Artwork by Abdul Sattar Abbasi

Asif Ali Zardari — dealmaker extraordinaire

If successful, PPP leader could become the president for the second time.
Published January 23, 2024

Asif Ali Zardari was born in 1955 to a well-known Baloch family from Nawabshah, Sindh. He married Benazir Bhutto, who later became Pakistan’s first female prime minister, in 1987.

Zardari’s initiation into politics was not very successful but his career began to take off after his marriage to Benazir. In both her governments, he was appointed federal minister — first with the portfolio of environment and later with that of investment.

In 1990, he was accused of tying a bomb to a businessman’s leg and sending him into a bank to withdraw cash from his account as a pay-off. The charge was never proven and Zardari was released after spending three years in prison.

In 1996, after the dismissal of Benazir’s second government, Zardari was arrested and charged with several offences, including the murder of his brother-in-law, Murtaza Bhutto. He remained in prison for eight years and was released on bail in 2004, which was followed by his acquittal four years later.
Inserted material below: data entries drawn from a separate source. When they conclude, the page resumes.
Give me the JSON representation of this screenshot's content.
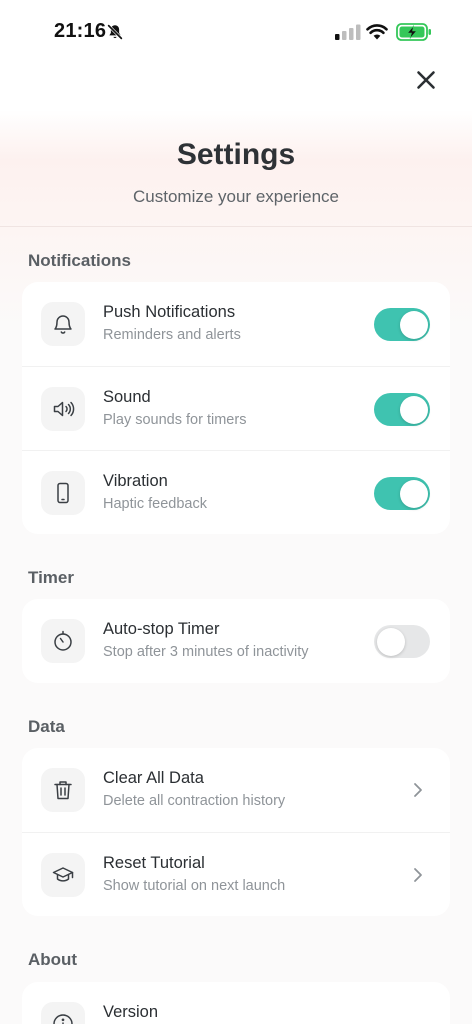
{
  "status_bar": {
    "time": "21:16",
    "icons": [
      "bell-off-icon",
      "cellular-signal-icon",
      "wifi-icon",
      "battery-charging-icon"
    ]
  },
  "header": {
    "title": "Settings",
    "subtitle": "Customize your experience"
  },
  "colors": {
    "accent": "#3fc3b0",
    "toggle_off": "#e6e7e8",
    "battery": "#34c759"
  },
  "sections": {
    "notifications": {
      "label": "Notifications",
      "items": [
        {
          "icon": "bell-icon",
          "title": "Push Notifications",
          "subtitle": "Reminders and alerts",
          "enabled": true
        },
        {
          "icon": "speaker-icon",
          "title": "Sound",
          "subtitle": "Play sounds for timers",
          "enabled": true
        },
        {
          "icon": "phone-icon",
          "title": "Vibration",
          "subtitle": "Haptic feedback",
          "enabled": true
        }
      ]
    },
    "timer": {
      "label": "Timer",
      "items": [
        {
          "icon": "timer-icon",
          "title": "Auto-stop Timer",
          "subtitle": "Stop after 3 minutes of inactivity",
          "enabled": false
        }
      ]
    },
    "data": {
      "label": "Data",
      "items": [
        {
          "icon": "trash-icon",
          "title": "Clear All Data",
          "subtitle": "Delete all contraction history"
        },
        {
          "icon": "graduation-cap-icon",
          "title": "Reset Tutorial",
          "subtitle": "Show tutorial on next launch"
        }
      ]
    },
    "about": {
      "label": "About",
      "items": [
        {
          "icon": "info-icon",
          "title": "Version"
        }
      ]
    }
  }
}
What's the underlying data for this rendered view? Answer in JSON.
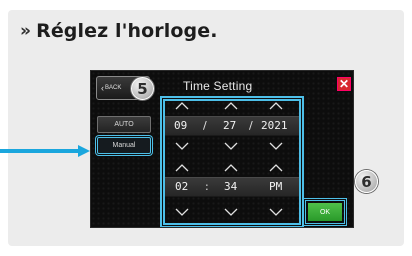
{
  "heading": {
    "marker": "»",
    "text": "Réglez l'horloge."
  },
  "screen": {
    "back_label": "BACK",
    "title": "Time Setting",
    "close_symbol": "✕",
    "mode_buttons": {
      "auto": "AUTO",
      "manual": "Manual"
    },
    "date": {
      "month": "09",
      "sep1": "/",
      "day": "27",
      "sep2": "/",
      "year": "2021"
    },
    "time": {
      "hour": "02",
      "sep": ":",
      "minute": "34",
      "ampm": "PM"
    },
    "ok_label": "OK"
  },
  "callouts": {
    "five": "5",
    "six": "6"
  },
  "colors": {
    "highlight": "#4dbfe8",
    "close_bg": "#d8292f",
    "ok_bg": "#3aad36",
    "pointer_arrow": "#1aa6dd"
  },
  "icons": [
    "chevron-up-icon",
    "chevron-down-icon",
    "back-chevron-icon",
    "close-icon",
    "pointer-arrow"
  ]
}
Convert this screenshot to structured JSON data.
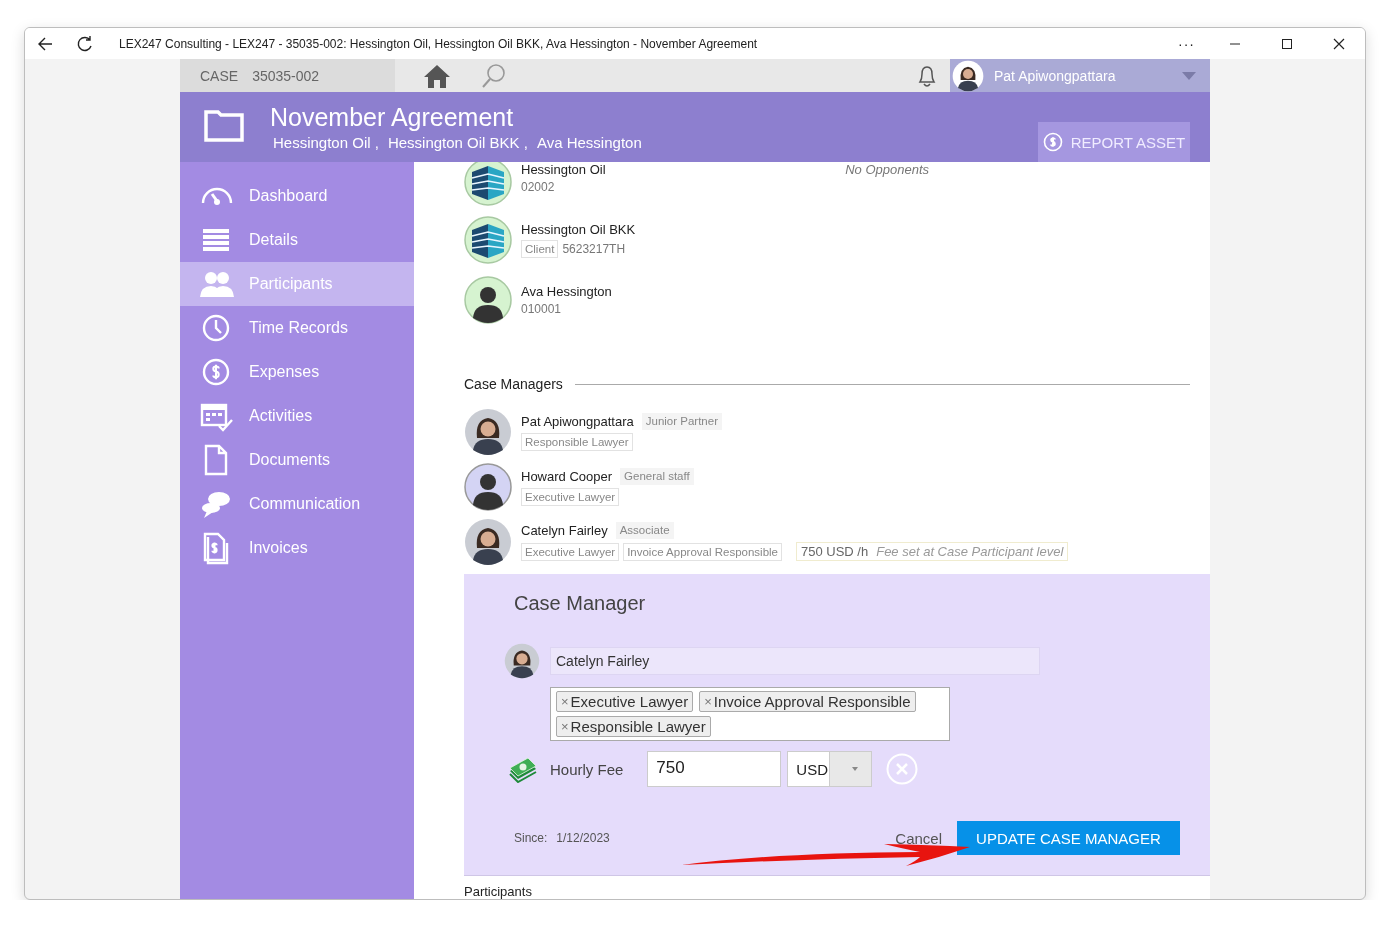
{
  "window": {
    "title": "LEX247 Consulting - LEX247 - 35035-002: Hessington Oil, Hessington Oil BKK, Ava Hessington - November Agreement",
    "more": "···"
  },
  "topbar": {
    "case_label": "CASE",
    "case_number": "35035-002",
    "user_name": "Pat Apiwongpattara"
  },
  "header": {
    "title": "November Agreement",
    "parties": [
      "Hessington Oil ,",
      "Hessington Oil BKK ,",
      "Ava Hessington"
    ],
    "report_button": "REPORT ASSET"
  },
  "sidebar": {
    "items": [
      {
        "label": "Dashboard",
        "selected": false
      },
      {
        "label": "Details",
        "selected": false
      },
      {
        "label": "Participants",
        "selected": true
      },
      {
        "label": "Time Records",
        "selected": false
      },
      {
        "label": "Expenses",
        "selected": false
      },
      {
        "label": "Activities",
        "selected": false
      },
      {
        "label": "Documents",
        "selected": false
      },
      {
        "label": "Communication",
        "selected": false
      },
      {
        "label": "Invoices",
        "selected": false
      }
    ]
  },
  "clients": [
    {
      "name": "Hessington Oil",
      "kind": "company",
      "number": "02002"
    },
    {
      "name": "Hessington Oil BKK",
      "kind": "company",
      "tag": "Client",
      "number": "5623217TH"
    },
    {
      "name": "Ava Hessington",
      "kind": "person",
      "number": "010001"
    }
  ],
  "opponents_note": "No Opponents",
  "case_managers": {
    "heading": "Case Managers",
    "managers": [
      {
        "name": "Pat Apiwongpattara",
        "title": "Junior Partner",
        "roles": [
          "Responsible Lawyer"
        ],
        "kind": "photo"
      },
      {
        "name": "Howard Cooper",
        "title": "General staff",
        "roles": [
          "Executive Lawyer"
        ],
        "kind": "silhouette"
      },
      {
        "name": "Catelyn Fairley",
        "title": "Associate",
        "roles": [
          "Executive Lawyer",
          "Invoice Approval Responsible"
        ],
        "fee": "750 USD /h",
        "fee_note": "Fee set at Case Participant level",
        "kind": "photo"
      }
    ]
  },
  "editor": {
    "heading": "Case Manager",
    "name": "Catelyn Fairley",
    "roles": [
      "Executive Lawyer",
      "Invoice Approval Responsible",
      "Responsible Lawyer"
    ],
    "remove_mark": "×",
    "fee_label": "Hourly Fee",
    "fee": "750",
    "currency": "USD",
    "since_label": "Since:",
    "since": "1/12/2023",
    "cancel": "Cancel",
    "submit": "UPDATE CASE MANAGER"
  },
  "next_section": "Participants"
}
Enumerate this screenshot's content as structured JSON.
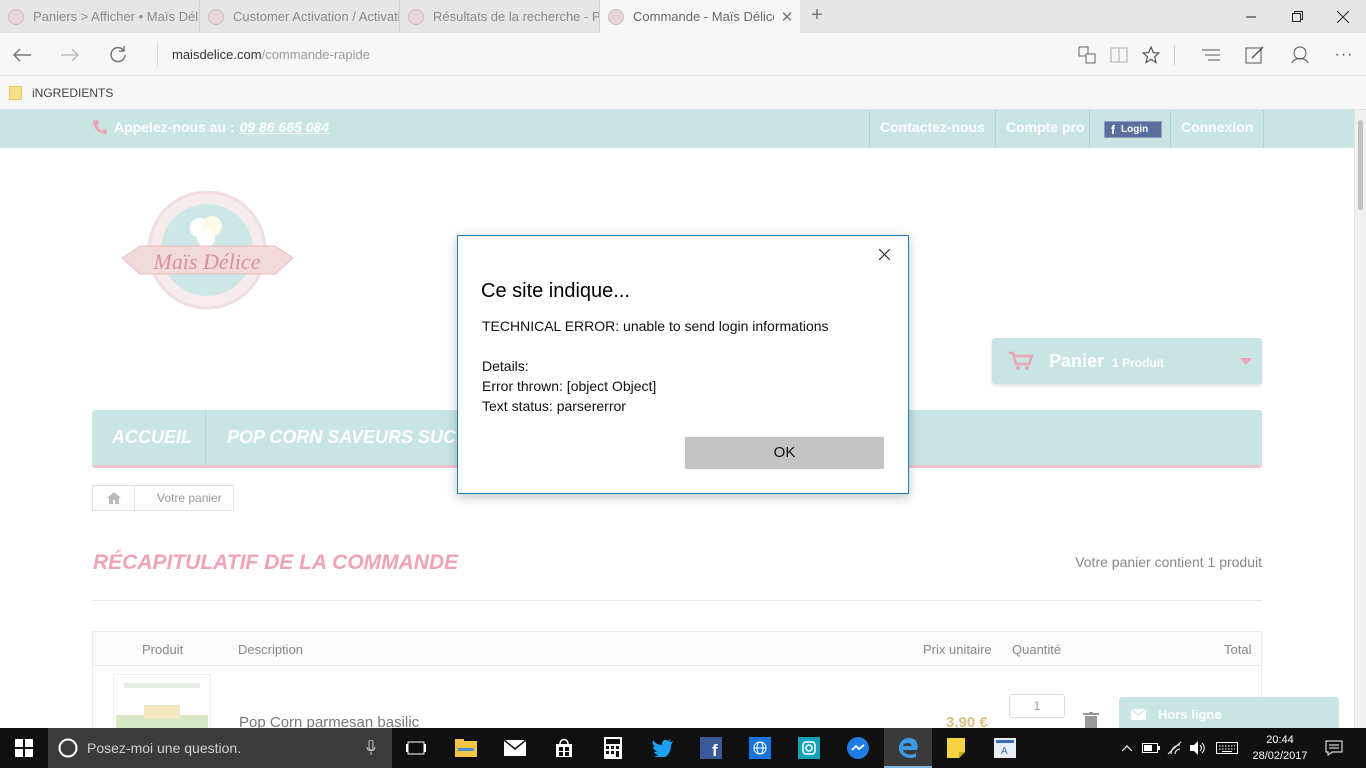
{
  "browser": {
    "tabs": [
      {
        "title": "Paniers > Afficher • Maïs Délice",
        "active": false
      },
      {
        "title": "Customer Activation / Activation",
        "active": false
      },
      {
        "title": "Résultats de la recherche - Pinterest",
        "active": false
      },
      {
        "title": "Commande - Maïs Délice",
        "active": true
      }
    ],
    "url_domain": "maisdelice.com",
    "url_path": "/commande-rapide",
    "favorites": [
      {
        "label": "iNGREDIENTS",
        "icon": "folder-icon"
      }
    ]
  },
  "site": {
    "phone_label": "Appelez-nous au :",
    "phone_number": "09 86 665 084",
    "top_links": {
      "contact": "Contactez-nous",
      "pro": "Compte pro",
      "fb_login": "Login",
      "connexion": "Connexion"
    },
    "logo_text": "Maïs Délice",
    "cart": {
      "title": "Panier",
      "count": "1 Produit"
    },
    "menu": [
      "ACCUEIL",
      "POP CORN SAVEURS SUCRÉES"
    ],
    "breadcrumb": "Votre panier",
    "heading": "RÉCAPITULATIF DE LA COMMANDE",
    "cart_summary": "Votre panier contient 1 produit",
    "table": {
      "headers": [
        "Produit",
        "Description",
        "Prix unitaire",
        "Quantité",
        "Total"
      ],
      "rows": [
        {
          "name": "Pop Corn parmesan basilic",
          "price": "3,90 €",
          "qty": "1"
        }
      ]
    },
    "chat": "Hors ligne"
  },
  "dialog": {
    "title": "Ce site indique...",
    "lines": [
      "TECHNICAL ERROR: unable to send login informations",
      "",
      "Details:",
      "Error thrown: [object Object]",
      "Text status: parsererror"
    ],
    "ok": "OK"
  },
  "taskbar": {
    "search_placeholder": "Posez-moi une question.",
    "time": "20:44",
    "date": "28/02/2017"
  },
  "colors": {
    "brand_teal": "#c8e4e3",
    "brand_pink": "#f0a3b5",
    "dialog_border": "#1a7fb5"
  }
}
Following his release, Zardari kept a low profile but returned to Pakistan in December 2007 after Benazir’s assassination.

After the PPP’s victory in the 2008 elections, Zardari was elected as the president. During his term, the government launched the Benazir Income Support Programme (BISP), Aghaz-i-Huqooq-i-Balochistan package, and managed to forge a consensus for the seventh National Finance Corporation award. Moreover, with the approval of the 18th Amendment, Zardari surrendered the president’s power to dissolve Parliament.

Throughout his political career, Zardari has faced allegations of misconduct and corruption although nothing has been proven in courts. When Benazir was prime minister, he was labelled ‘Mr 10%’ over allegations that he received kickbacks and stole from the state’s coffers.

However, he is also known for having a shrewd political mind — a testament of which came when on September 8, 2013 he became the country’s first president to complete his constitutional term and hand over duties to another democratically elected president.

In recent years, Zardari has faced a slew of cases, including the Thatta Water Supply reference and the Park Lane reference, in which he remained in jail for six months before being granted bail by the Islamabad High Court on medical grounds in December 2019.

The former president maintained a low profile during the pandemic because of health issues. He became active in politics again as the Pakistan Democratic Movement — a coalition of opposition parties — began to take shape.

He has participated vigorously in the PPP’s election campaign, setting up committees to woo electables and convincing several leaders from other parties to join the PPP. He is the party’s nominee for president in the upcoming polls.

An op-ed published in Dawn last year stated: “Asif Ali Zardari is undoubtedly one of the shrewdest political figures in the country. Past master in the art of political wheeling and dealing, he has managed to maintain the party’s role as a major player in the power game, despite its eroding national status.”

Meanwhile, Zardari has said he believes no single party will be able to win a two-thirds majority in the elections, and a “national unity government” will be formed that will not be led by the PML-N.

Key stances:

• As president, Zardari signed two bills seeking stricter punishments for several crimes against women into law. The first bill sought strict punishments for giving women away in marriage under various customs and depriving them of rightful inheritance. The second bill sought stern punishments for those involved in acid attacks.

• Like most politicians, Zardari has also had a tumultuous relationship with the establishment. At times, he has cautioned the establishment from “stepping out of its domain”. At other times, he has distanced his party, claiming “We are neither with nor against the establishment.” In December last year, he said, “We have to work with the establishment and the stakeholders with love.”

• The former president supported the establishment of military courts, saying it has saved future generations.

• He has called on political parties to agree to a “Charter of Economy” stressing collective efforts to improve the economy.

• He has held rallies in Balochistan in connection with the upcoming polls, calling the province the ‘heart of Pakistan’ and making big promises for its uplift.

Header artwork by Abdul Sattar Abbasi